Something is going on in the housing market. Something we haven't seen for a long time. The economic forces that created an epic boom during the mid-2000s and an epic crash during the late-2000s appear to be rising once again.
Housing - arguably the greatest economic force in America - has probably bottomed and is beginning to rise again. The shift in direction is subtle, but so is every shift at first. And the shift in the housing market is coming from the fringes, but that's OK. In particular, a decent portion of demand for housing is coming from offshore buyers, speculators and property investors. Many will argue that this isn't real demand. However, in this scenario I would expect speculators and investors to be the first to dip their toes back into the U.S. housing pool. But with marginal demand comes price support (see Case-Shiller Home Price Index below), and with price support comes greater mainstream confidence.
Case-Shiller Home Price Index: National data by YCharts
There are many other indicators suggesting renewed strength in the crippled U.S. housing market. Not only is this recovery about demand...the supply-side of the equation is also strengthening. In particular, the inventories of U.S. homes on the market are approaching levels not see since before the U.S. housing crisis began.
US Existing Home Inventory data by YCharts
Generally, sales conditions for the U.S. housing market have improved, arguably leading the changes in prices (both on the way down and up, as demonstrated in the chart below).
Current activity appears to be strengthening, but there also seems to be growing optimism about the future, as suggested by the three charts below. These charts are all indicative of future (near and intermediate-term) demand for homes.
While the mortgage originations - an indication of purchase intent by traditional home buyers - figure is improving, it is not rising nearly as much as other housing data points. This is particularly telling of where demand is coming from. Lagging mortgage originations suggest (as I mentioned earlier) that demand is coming from investors and offshore buyers - stabilizing forces that should eventually help build confidence among traditional home buyers.
US New Housing Permits data by YCharts
US Housing Starts data by YCharts
US Mortgage Originations data by YCharts
So what will convince more average Americans to buy houses again? In addition to stabilizing prices, record affordability is (and will continue) driving purchases by those with the right credit background.
With 30-year mortgage rates around 3.4% and the median home price at $180k (Bloomberg), someone putting 5% down could finance a purchase for about $750 a month. That's a fixed cost that covers one of the most expensive purchases most people will make in their lifetime. Effectively, today's low prices will free up discretionary cash flows for 30 years into the future, and those willing to take the plunge will benefit for a long time. Once renters realize that prices have stabilized, affordability is at record highs and rent is greater than mortgage payments they will move back into home ownership. This, however, is a trend that will take years to fully develop.
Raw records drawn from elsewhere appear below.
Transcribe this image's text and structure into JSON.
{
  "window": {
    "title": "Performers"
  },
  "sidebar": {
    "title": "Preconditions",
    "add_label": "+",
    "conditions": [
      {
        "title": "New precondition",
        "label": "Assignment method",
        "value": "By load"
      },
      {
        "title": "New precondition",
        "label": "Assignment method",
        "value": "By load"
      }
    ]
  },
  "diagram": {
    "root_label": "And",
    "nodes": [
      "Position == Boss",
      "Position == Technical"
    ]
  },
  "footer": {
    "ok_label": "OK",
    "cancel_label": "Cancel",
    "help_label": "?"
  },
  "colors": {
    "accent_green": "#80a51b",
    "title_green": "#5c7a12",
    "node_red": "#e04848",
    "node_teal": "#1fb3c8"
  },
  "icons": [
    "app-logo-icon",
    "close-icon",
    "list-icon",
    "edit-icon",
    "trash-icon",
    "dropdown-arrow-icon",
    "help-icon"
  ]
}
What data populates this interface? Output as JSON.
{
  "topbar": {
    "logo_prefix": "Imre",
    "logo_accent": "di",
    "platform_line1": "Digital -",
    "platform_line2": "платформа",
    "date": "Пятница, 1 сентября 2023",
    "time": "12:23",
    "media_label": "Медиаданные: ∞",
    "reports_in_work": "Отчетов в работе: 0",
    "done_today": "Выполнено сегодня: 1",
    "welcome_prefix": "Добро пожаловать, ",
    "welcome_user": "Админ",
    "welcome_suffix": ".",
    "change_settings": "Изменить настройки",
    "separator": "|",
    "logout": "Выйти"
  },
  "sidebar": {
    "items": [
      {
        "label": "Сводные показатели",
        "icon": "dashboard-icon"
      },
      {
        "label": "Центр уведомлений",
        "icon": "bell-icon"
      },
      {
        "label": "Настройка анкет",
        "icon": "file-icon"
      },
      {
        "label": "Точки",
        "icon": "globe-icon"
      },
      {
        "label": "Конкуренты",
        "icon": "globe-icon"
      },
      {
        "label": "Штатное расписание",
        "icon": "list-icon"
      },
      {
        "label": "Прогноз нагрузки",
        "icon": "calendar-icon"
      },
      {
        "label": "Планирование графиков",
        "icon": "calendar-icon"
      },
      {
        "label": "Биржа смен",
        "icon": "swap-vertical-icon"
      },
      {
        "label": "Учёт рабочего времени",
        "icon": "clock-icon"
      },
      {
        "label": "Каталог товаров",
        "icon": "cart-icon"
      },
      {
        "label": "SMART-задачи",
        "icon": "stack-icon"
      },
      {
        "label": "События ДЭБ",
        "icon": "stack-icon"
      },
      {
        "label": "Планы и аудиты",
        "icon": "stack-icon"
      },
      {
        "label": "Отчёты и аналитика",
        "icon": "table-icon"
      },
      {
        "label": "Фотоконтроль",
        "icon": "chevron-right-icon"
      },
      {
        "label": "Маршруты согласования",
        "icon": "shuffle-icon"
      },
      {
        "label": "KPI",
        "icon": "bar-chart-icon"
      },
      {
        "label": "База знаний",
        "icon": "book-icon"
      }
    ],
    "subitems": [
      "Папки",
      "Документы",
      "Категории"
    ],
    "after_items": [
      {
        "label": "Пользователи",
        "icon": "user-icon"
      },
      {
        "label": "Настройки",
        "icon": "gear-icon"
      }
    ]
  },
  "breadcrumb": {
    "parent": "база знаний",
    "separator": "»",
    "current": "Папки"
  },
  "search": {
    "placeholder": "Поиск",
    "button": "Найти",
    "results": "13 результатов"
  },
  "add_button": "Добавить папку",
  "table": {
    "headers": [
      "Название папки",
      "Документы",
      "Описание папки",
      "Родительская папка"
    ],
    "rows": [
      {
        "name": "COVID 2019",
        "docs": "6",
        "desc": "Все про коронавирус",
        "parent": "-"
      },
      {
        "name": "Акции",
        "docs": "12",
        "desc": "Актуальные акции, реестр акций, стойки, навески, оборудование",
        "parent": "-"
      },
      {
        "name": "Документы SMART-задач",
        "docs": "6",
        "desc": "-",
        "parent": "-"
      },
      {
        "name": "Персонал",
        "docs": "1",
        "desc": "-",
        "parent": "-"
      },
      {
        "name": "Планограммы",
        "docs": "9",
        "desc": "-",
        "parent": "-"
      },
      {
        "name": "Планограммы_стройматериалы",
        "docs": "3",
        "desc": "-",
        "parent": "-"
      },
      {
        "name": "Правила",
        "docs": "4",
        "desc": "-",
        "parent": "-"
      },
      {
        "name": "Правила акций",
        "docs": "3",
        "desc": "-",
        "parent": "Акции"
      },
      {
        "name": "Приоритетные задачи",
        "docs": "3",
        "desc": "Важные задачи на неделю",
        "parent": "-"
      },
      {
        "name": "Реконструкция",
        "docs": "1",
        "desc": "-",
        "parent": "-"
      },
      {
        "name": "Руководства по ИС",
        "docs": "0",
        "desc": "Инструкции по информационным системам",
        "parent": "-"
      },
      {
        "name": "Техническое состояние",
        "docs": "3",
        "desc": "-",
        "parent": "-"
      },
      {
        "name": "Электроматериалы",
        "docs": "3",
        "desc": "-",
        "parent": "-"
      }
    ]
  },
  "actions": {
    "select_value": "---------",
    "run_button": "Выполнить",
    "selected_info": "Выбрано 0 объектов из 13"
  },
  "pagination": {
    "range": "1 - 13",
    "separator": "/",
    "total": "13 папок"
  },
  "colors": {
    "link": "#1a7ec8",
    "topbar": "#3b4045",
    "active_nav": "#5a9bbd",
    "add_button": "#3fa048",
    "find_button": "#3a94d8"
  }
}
US 30 Year Mortgage Rate data by YCharts
Can you Trade the Trend?
Of course, the market is well-ahead of the game. Over the past year, home building stocks such as Toll Brothers (TOL), Ryland Group (RYL), DR Horton (DHI), KB Home (KBH) and Pulte Group (PHM) are up anywhere from 65%-177%. Personally, I wouldn't want to chase these stocks that have moved so far so fast.
TOL data by YCharts
However, there are many other indirect trickle-down impacts from home-building and existing home purchases. According to data from the Homebuilders Association (no conflict of interest there, right?), each home built creates an average of three jobs for a year and generates about $90,000 in tax revenue. (Source) In reality the numbers may be different, but there is no denying that housing has major impacts on many facets of the entire economy. One only has to look at the last recession to see that.
Below is an example of a secondary impact caused by home purchases. Throughout the last housing boom, furniture sales continuously rose and peaked at nearly the same time as housing. While furniture sales are rising, like home sales, they are still well below the previous peak.
US Furniture and Home Furnishings Store Sales data by YCharts
Three examples of furniture stores include:
These stocks have had mixed performance over the past year, as illustrated in the chart below. Given this, it appears that the market is only loosely connecting these companies to a potential housing recovery. When and if the market does tightly connect these stocks to a more definite housing recovery, they may outperform. Of course, each of these stocks comes with its own idiosyncratic risks that may outweigh the benefit of an improving housing picture.
FBN data by YCharts
A housing recovery can also be extended to purchases of "white goods,"such as dishwashers, refrigerators and ovens produced and/or sold by companies such as Whirlpool (WHR), Home Depot (HD) and Sears (SHLD) (see price chart below).
FBN data by YCharts
This game of connect the dots could go on and on. The reality is that the trickle-down impacts of a housing recovery are far-reaching and can have a pro-cyclical effect on the entire economy.
Given that, one could skip all the slicing and dicing and simply become bullish on the overall market. If that's the case, an investor wishing to tap into the housing recovery would easily be justified in buying a broad-based index ETF, such as the S&P 500 (SPY) or PowerShares QQQ (QQQ).
Additional disclosure: This is not advice. While the author makes every effort to provide high quality information, the information is not guaranteed to be accurate and should not be relied on. Investing involves risk and you could lose all your money. Consult a professional advisor before making any investing decisions.